(director: Anthony Mann; screenwriters: story by Edna Ferber/Arnold Schulman; cinematographer: Robert Surtees; editor: John D. Dunning; music: Franz Waxman; cast: Glenn Ford (Yancey ‘Cimarron’ Cravat ), Maria Schell (Sabra Cravat), Anne Baxter (Dixie Lee), Arthur O’Connell (Tom Wyatt), Russ Tamblyn (The Cherokee Kid), Mercedes McCambridge (Mrs. Sarah Wyatt); Runtime: 147; MPAA Rating: NR; producer: Edmund Grainger; MGM; 1960)
“Tedious remake of the 1931 Wesley Ruggles version of Edna Ferber’s classic.”
Reviewed by Dennis Schwartz
Tedious remake of the 1931 Wesley Ruggles version of Edna Ferber’s classic; it’s scripted by Arnold Schulman.

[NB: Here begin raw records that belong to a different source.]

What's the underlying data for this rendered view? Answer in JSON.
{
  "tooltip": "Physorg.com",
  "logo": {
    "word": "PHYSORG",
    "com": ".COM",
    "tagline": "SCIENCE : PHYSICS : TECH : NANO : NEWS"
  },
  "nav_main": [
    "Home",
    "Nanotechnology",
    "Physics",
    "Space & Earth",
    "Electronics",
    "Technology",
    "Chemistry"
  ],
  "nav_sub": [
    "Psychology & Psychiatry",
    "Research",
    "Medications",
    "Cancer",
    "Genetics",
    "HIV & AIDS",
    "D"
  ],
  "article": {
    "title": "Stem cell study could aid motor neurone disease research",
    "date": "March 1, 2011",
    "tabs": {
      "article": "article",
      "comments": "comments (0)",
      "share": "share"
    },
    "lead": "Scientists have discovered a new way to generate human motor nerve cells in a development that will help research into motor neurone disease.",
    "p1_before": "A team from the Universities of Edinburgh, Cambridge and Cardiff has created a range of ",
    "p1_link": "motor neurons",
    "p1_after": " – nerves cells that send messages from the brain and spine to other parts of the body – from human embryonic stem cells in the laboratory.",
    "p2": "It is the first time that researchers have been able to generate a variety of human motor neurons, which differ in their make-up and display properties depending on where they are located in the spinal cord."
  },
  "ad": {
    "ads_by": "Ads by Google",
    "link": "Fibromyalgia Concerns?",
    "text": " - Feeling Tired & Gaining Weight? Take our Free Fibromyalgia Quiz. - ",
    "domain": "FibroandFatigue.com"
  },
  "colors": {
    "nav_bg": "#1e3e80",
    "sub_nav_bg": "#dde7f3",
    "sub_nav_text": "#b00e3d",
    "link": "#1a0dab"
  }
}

It starts with the Oklahoma Land Rush on April 22, 1889, musing how amazing that in one afternoon a state will be created by settlers claiming stakes on former Indian land known as the Cherokee Strip. The film’s star Glenn Ford, as hot-headed cowboy Yancey Cravet, lays on the kitchen table of his immigrant wife Sabra’s (Maria Schell) wealthy parents’ eastern home, utensils and bakery goods to form a map to describe to the servants how the land grab will look.
Director Anthony Mann (“The Naked Spur”/”Winchester 73”) was sabotaged by the studio who unmercifully cut his film, shot it in the studio instead of on location as he wanted and even hired Reggie Callow to direct new scenes to try and clarify the ambiguous relationship between Ford and Schell. The film reduces the pioneering experience all down to the Ford character’s wanderlust and distorts Ferber’s classic novel by laying on it an unnecessary psychological theme. For fans of the director, this film can be viewed as the transition between Mann’s classic Westerns of the 1950s and his epics in the 1960s such as El Cid.
Yancey and Sabra stake out a homestead and Yancey starts a frontier newspaper (Oklahoma Wigwam), which he soon proves he has no head for the business but she does. After this fast start, the film goes into a slow simmer for the next two-and-one-half-hours as it tells a dullish sentimental melodrama of the taming of the frontier. Under Sabra’s control of the newspaper, it grows into a huge business venture and important influence in the state. The more adventurous and idealistic Yancey, goes in a different direction from his wife, as he cashes in on his popularity as a gunfighter to become a recognizable popular figure. Conflicted over stealing further land from the Indians, Yancey spurns the offer to run for governor by oil magnate (Arthur O’Connell) because he would be obliged to approve of legislation that would steal more land from them. His wife it turns out is bias against the Indians, and dumps him when he turns down the chance to be governor. There are a series of killings, childbirths and a holdup, which add little but pad the story. About a decade later with Oklahoma now booming, the film concludes without uncovering anything important to say about settling Oklahoma or its soap opera characters.
The title song “Cimarron” is sung by The Roger Wagner Chorale.
REVIEWED ON 7/7/2005 GRADE: C